ROME: Britain stepped up a war of words with France on Saturday, with Prime Minister Boris Johnson refusing to rule out triggering trade dispute action next week in a fishing row and his Brexit minister sharply criticising Paris' actions.
Johnson, who is hosting the UN climate summit next week, again said he did not want the spat over fish https://www.reuters.com/world/uk/post-brexit-fishing-rules-heart-new-uk-france-clash-2021-10-28 to derail this weekend's meeting of the world's 20 biggest economies, seen as a stepping stone to secure more commitments for COP26 in Glasgow.
But a volley of angry statements from Brexit minister David Frost underlined how seriously London was taking a letter sent by Paris calling on the European Union to demonstrate the damage of leaving the bloc. He described it as "very troubling".
After an earlier British-hosted G7 meeting was overshadowed by a disagreement with the EU over post-Brexit problems with the movement of sausages and other goods to Northern Ireland, Johnson also made a move to defuse the row.
"If there is a breach of the treaty or we think there is a breach of the treaty then we will do what is necessary to protect British interests," Johnson told Sky News in the Colosseum in Rome, where he is attending a G20 meeting.
Asked if he would rule out triggering dispute resolution measures in the Trade and Cooperation Agreement (TCA) next week, Johnson said: "No of course not, I don't rule that out."
"But what I think everybody wants to see (is) cooperation between the European allies and Emmanuel Macron and I share a common perspective which is that climate change is a disaster for humanity."
Relations with France have become increasingly strained since Britain voted to leave the EU in 2016, with London's security pact with the United States and Australia doing little to build trust with Paris. French President Macron has questioned Britain's "credibility".

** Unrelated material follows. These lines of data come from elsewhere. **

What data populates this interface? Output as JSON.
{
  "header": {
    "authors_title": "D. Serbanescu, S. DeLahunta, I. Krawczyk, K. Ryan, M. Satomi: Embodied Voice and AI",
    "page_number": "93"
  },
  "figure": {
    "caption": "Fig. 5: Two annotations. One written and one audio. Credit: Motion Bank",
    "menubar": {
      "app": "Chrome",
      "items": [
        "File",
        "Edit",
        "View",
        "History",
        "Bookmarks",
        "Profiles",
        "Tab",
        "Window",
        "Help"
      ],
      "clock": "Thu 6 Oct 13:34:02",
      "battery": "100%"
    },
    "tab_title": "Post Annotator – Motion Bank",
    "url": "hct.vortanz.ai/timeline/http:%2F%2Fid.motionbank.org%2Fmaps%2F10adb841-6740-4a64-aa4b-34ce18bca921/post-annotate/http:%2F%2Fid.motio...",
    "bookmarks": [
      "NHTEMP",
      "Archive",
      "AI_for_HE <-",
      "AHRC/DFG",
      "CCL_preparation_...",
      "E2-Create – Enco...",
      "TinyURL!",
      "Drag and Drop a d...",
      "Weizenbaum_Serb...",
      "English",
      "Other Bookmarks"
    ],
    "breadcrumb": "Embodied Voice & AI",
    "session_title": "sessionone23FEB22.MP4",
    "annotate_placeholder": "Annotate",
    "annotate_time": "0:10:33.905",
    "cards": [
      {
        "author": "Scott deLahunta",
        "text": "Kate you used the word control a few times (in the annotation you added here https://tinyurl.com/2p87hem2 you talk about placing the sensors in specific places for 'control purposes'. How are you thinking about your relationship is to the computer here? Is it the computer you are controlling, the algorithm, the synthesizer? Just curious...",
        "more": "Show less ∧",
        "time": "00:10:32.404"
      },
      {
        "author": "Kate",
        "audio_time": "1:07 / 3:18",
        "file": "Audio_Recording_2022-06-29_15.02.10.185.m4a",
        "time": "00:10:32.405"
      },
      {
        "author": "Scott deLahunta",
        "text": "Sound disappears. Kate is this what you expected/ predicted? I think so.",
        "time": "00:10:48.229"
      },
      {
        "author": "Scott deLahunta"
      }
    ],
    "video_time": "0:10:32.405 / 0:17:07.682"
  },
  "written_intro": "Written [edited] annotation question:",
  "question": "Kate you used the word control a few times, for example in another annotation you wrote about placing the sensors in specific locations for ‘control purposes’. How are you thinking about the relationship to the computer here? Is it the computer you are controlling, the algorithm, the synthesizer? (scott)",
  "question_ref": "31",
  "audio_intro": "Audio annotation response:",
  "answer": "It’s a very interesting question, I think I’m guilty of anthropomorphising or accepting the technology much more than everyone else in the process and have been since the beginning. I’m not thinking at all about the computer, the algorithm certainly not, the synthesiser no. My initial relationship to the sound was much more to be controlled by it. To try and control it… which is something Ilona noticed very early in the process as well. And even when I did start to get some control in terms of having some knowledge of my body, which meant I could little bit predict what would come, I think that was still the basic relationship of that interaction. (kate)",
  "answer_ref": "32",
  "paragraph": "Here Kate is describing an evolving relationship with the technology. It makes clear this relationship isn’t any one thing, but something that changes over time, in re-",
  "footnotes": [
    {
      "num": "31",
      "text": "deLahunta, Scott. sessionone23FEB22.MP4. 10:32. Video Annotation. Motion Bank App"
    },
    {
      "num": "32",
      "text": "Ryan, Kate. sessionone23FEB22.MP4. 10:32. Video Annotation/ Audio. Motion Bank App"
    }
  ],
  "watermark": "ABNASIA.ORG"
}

Fishing, which dogged Brexit talks for years, while not economically crucial to either country, holds huge political importance to both, and the row, if not resolved, could trigger the beginning of dispute measures in the Brexit trade deal.
Any such measures would likely involve convening an arbitration panel and could result in a demand for compensation or suspension of obligations.
The letter sent by French Prime Minister Jean Castex to the EU calling on the bloc to demonstrate there was "more damage to leaving the EU than to remaining there" has also soured ties.